      • 20 minutes: Deliver speeches
      • 5 minutes: Wrap up, instructor feedback
         
  4. Bioethics and the Archives 
    • Students use the Florence Crittenton Home Collection to investigate issues related to the history of reproductive rights, attitudes, and ethics in Norfolk Virginia.
      • 10 minutes: Standard introduction
      • 15 minutes: Discussion about ethical principles and laws regarding medical records in the collection, including requests from children and mothers affiliated with the Crittendon Home.
      • 5 minutes: Students view digital footage from local news station WTAR about the Crittenton Home
      • 30 minutes: Document station exercise-split the class into five groups and give each group their selected documents. Students analyze the documents and discuss them in their group. Worksheets are provided to facilitate discussion. Each group prepares a brief summary of their findings to share with the rest of the class during the wrap up. 
      • 30 Minutes: Wrap up- gather students back together and give each group 3 minutes to report back on their findings. The groups report in order of the dates of their documents to show causality and establish a chronological narrative. Instructor highlights the takeaways and segue to the next group. After the reports, spend 10 minutes in class discussions. 
    • Final assignment could include a research paper, creative writing exercise, documentary, etc.

 

In addition to in-class use of special collections, the department's reading rooms also serve as research labs as students complete course assignments by engaging with primary recourses.

Examples of Course Assignments

1. Students visit the archives where they are introduced to a wide variety of primary sources related to their topic. Each student selects a source which will form the basis of a final research project. Over the course of several weeks, students analyze their chosen primary source and conduct additional secondary source research which they synthesize in a final paper.

2. Students use maps, city directories, newspaper archives as well as university and public library archives to construct histories of Norfolk neighborhoods, cultural movements, or other communities. The information and photographs are used to produce websites so that the public could have access to the information.

3. Students use the university archives to investigate how and why certain communities, student groups, educational practices, or geographic locations at ODU have changed. Students create a digital and/or physical exhibition and present their findings.

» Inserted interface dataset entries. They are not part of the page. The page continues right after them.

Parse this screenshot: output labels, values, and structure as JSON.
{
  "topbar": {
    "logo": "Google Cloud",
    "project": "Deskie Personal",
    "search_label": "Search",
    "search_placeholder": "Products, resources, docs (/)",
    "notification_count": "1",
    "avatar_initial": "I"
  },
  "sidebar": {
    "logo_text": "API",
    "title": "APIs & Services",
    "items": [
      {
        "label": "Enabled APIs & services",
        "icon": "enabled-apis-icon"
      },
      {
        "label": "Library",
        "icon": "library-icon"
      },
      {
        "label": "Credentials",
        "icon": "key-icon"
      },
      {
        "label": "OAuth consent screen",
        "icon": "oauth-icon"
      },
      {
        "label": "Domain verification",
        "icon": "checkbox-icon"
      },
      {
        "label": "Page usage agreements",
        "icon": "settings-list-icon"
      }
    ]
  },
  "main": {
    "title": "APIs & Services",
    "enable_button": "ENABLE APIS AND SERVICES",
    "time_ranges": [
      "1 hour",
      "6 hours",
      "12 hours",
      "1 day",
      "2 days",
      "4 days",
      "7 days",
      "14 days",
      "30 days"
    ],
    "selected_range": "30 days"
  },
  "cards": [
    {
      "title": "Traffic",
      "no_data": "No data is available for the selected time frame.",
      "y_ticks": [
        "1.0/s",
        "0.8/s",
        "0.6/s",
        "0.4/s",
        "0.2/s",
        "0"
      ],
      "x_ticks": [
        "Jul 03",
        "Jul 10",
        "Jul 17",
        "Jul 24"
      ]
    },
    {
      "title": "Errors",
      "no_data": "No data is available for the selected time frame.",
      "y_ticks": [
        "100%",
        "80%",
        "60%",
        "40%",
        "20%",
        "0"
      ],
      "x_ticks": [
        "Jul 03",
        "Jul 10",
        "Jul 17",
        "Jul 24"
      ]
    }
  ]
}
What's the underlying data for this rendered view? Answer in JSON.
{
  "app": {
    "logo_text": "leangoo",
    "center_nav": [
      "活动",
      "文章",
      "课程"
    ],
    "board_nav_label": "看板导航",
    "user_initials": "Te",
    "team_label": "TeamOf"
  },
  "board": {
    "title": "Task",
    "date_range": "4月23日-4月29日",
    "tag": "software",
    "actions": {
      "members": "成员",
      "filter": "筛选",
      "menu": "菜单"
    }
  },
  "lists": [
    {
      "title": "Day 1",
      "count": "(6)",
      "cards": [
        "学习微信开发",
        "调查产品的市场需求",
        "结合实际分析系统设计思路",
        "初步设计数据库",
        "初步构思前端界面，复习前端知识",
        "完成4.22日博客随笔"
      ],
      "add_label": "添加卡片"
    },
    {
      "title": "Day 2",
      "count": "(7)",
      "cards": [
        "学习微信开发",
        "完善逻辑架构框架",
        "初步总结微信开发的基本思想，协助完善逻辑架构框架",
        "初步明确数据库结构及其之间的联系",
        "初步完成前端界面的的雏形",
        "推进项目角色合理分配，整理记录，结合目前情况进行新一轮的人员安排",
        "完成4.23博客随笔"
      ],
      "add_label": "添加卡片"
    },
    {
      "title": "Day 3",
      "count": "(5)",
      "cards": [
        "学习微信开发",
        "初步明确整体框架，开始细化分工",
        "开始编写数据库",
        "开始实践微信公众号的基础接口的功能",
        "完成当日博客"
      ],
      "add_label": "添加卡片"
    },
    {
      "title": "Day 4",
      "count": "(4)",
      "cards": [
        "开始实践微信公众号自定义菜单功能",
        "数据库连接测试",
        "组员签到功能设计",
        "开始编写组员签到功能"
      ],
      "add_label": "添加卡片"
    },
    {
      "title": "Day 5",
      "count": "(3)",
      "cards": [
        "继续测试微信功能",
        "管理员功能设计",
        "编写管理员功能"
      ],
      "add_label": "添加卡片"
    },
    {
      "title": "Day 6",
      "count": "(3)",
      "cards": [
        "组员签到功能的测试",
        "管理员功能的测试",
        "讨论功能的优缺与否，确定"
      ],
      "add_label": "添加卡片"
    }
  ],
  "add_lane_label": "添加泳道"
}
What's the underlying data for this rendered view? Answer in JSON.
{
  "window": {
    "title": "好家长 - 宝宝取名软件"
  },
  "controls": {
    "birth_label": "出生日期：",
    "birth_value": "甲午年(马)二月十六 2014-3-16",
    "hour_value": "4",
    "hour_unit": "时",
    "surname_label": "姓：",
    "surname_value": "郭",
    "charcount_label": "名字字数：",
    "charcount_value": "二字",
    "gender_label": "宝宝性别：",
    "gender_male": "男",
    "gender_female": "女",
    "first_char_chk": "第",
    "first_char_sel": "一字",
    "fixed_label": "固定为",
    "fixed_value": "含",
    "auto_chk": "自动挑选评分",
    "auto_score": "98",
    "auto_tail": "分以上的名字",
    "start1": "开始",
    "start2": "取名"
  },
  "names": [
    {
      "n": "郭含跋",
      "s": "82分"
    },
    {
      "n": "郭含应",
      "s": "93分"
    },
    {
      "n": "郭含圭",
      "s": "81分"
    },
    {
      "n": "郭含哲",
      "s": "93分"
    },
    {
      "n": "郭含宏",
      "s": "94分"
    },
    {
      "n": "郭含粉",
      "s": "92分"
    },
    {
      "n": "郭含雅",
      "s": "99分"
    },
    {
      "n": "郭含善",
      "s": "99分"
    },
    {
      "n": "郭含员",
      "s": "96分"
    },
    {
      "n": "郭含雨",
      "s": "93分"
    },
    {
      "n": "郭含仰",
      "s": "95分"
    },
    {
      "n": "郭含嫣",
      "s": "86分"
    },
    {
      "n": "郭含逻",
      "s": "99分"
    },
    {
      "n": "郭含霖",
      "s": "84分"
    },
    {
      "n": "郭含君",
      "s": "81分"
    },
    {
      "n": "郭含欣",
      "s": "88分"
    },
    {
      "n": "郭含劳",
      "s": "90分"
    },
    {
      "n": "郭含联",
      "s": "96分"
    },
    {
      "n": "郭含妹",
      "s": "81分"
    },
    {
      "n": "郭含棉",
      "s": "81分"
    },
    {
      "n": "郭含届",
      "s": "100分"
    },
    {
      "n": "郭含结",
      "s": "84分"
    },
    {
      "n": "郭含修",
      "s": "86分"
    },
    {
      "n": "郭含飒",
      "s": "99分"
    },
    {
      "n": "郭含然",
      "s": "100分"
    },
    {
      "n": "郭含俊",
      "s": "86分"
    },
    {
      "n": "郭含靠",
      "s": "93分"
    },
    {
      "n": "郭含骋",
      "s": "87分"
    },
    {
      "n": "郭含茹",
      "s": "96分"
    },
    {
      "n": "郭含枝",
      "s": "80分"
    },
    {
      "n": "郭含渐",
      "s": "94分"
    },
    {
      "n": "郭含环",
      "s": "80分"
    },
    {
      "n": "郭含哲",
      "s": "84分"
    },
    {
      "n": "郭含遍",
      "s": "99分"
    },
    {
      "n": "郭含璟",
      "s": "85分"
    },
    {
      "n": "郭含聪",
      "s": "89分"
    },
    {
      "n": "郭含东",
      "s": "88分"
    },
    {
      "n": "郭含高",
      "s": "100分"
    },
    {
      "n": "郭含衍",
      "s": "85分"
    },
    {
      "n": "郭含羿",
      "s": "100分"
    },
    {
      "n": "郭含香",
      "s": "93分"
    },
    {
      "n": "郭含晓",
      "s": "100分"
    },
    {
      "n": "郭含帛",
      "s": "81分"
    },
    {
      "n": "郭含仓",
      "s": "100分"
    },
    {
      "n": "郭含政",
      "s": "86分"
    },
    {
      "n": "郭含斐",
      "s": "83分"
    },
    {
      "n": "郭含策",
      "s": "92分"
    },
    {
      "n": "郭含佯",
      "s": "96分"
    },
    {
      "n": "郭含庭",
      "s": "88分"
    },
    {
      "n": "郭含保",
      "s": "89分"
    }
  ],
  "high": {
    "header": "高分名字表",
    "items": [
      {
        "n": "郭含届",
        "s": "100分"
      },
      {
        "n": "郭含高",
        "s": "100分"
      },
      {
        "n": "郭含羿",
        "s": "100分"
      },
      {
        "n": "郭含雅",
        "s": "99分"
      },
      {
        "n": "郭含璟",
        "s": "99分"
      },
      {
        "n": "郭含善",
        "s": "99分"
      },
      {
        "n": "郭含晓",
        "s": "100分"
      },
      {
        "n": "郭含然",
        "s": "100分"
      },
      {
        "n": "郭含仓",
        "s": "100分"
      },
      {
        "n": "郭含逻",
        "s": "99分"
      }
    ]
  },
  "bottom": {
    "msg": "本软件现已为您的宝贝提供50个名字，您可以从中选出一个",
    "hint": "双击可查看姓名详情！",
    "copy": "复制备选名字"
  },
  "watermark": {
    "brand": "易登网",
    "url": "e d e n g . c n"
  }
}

4. Students use rare books, archives materials, and digital film collections to study disease and other public health topics in Hampton Roads. Popular topics include yellow-fever, dentistry, and women's reproductive issues. Students create a short documentary or podcast episode about their topic.